Indeed, even without the defense of privilege it is doubtful whether there could be any recovery with regard to the publications which took place in Pennsylvania. The liability for those is, of course, governed by the Pennsylvania law and the decision of the Supreme Court of Pennsylvania in Pittsburgh, A. & M. Pass. Railway Co. v. McCurdy, 1887, 114 Pa. 554, 8 A. 230, 60 Am.Rep. 363 seems very strong against the plaintiff.[4] The decision has been subsequently limited in Pennsylvania.[5] But until it is overruled it is authority for us in cases where the facts are not distinguishable.

The report sent by the defendant's supervisor to the home office was published in New York where received by employees there.[6] Possibly it could be argued that it charged the plaintiff with theft inasmuch as it reported three rings of five cents each on the cash register for a twenty-five cent purchase. But the making of the report is clearly a privileged occasion on the grounds already indicated.[7]

There is no possibility of recovery, therefore, unless the defendant's conditional privilege has been lost by abuse. One may lose a conditional privilege if he does not act for the purpose of protecting the particular interest for the protection of which the privilege is given. *207 Restatement, Torts § 603.[8] The privilege of publication in this instance would have been lost had the defendant's supervisor been actuated solely by spite or ill-will to the plaintiff instead of the promotion of his employer's interests. But there is evidence that the plaintiff and the supervisor had never seen or known of each other before the incidents here in question. The one piece of evidence upon the question of improper motive is the conversation which took place between the plaintiff and the supervisor, unattended by other witnesses, in the storeroom of the owner's place of business. According to the plaintiff's version of this conversation the supervisor went very far in threats and promises in an endeavor to secure a confession of theft from the plaintiff. Even if the testimony is fully believed, however, it shows, not a departure by the supervisor from his line of duty, but a very unfortunate overzealousness on his part in pursuing the business of his employer. His conduct, if it took place, is not to be condoned, but it does not establish evidence on which an abuse of the privileged publication to his employer may be found.
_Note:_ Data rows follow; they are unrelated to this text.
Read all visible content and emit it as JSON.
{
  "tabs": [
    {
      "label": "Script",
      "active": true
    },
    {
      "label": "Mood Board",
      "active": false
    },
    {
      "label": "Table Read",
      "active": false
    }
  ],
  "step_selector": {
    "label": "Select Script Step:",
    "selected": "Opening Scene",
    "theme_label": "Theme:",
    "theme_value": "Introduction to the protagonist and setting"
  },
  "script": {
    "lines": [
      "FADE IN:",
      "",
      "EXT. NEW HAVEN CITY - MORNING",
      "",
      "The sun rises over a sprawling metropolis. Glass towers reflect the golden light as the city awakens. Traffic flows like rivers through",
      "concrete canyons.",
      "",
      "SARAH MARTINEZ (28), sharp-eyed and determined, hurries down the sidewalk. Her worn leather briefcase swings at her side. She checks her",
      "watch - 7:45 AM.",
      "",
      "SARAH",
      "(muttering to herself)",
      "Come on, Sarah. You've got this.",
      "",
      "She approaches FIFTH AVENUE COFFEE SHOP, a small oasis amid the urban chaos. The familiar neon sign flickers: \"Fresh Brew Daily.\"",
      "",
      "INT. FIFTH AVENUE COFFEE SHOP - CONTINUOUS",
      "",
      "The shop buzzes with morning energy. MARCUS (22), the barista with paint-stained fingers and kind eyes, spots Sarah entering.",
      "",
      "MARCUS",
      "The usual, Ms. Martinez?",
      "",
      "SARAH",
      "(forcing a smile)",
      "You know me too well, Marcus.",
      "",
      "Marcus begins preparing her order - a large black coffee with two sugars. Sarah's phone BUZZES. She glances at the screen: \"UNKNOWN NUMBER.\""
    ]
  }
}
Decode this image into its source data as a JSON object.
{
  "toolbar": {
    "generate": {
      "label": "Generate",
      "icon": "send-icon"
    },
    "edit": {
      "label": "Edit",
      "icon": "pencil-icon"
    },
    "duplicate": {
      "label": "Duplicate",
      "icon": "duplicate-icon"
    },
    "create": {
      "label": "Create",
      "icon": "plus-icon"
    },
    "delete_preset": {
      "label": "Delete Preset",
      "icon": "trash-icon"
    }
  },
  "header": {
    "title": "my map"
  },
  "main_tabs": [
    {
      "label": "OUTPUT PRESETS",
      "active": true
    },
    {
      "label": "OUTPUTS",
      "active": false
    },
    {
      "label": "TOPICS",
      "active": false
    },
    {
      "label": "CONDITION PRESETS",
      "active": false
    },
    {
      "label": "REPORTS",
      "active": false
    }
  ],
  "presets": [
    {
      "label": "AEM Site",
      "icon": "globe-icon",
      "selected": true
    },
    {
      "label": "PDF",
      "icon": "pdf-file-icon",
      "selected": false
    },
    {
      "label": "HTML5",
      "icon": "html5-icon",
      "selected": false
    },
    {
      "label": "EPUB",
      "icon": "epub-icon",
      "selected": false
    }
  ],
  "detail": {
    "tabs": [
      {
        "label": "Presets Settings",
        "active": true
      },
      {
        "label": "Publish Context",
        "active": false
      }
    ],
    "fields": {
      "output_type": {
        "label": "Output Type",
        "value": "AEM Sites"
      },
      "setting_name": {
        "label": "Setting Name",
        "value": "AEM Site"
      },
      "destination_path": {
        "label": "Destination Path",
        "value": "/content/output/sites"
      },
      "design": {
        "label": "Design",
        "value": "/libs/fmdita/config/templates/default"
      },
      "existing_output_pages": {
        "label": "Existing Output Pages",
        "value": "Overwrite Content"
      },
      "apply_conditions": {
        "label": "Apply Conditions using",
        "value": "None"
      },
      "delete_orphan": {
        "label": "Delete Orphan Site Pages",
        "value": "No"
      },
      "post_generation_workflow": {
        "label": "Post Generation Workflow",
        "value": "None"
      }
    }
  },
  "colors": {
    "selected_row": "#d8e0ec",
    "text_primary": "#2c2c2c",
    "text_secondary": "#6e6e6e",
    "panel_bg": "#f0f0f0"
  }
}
The judgment of the District Court is affirmed.


[1] "It is obvious that if Lindsay had made his remarks to the person alone whom he accused, there would not have been a slander, since no other person would have been present to hear and to comprehend them." Williams v. Kroger Grocery & Baking Co., 1940, 337 Pa. 17, 10 A.2d 8, 9. Accord: Restatement, Torts § 577.

[2] McDonald v. Lee, 1914, 246 Pa. 253, 92 A. 135, L.R.A.1916B, 915; Restatement, Torts § 596.

[3] Williams v. Kroger Grocery & Baking Co., 1940, 337 Pa. 17, 10 A.2d 8; Restatement, Torts § 595(1).

[4] In that case the notice posted in the waiting room of the defendant stated: "H. B. McCurdy has been discharged for failing to ring up all fares collected. Discharged employés are not allowed to ride on employés' tickets." The court said that failure to ring up all the fares collected does not imply fraud or dishonesty by the conductor.

[5] Thus in Boyer v. Pitt Pub. Co., 1936, 324 Pa. 154, 188 A. 203, 204, it is said: "Whatever justification this decision has must be sought in the fact that the publication was not made to the general public but only to the employees of the company * * *."

[6] Restatement, Conflict of Laws § 377, Note 5.

[7] See Metropolitan Life Ins. Co. v. Knickerbocker Broadcasting Co., Inc., 1939, 172 Misc. 811, 15 N.Y.S.2d 193.

[8] This proposition is commonly, though somewhat loosely, expressed in the statement that a conditional privilege is lost by malice. 36 C.J. 167.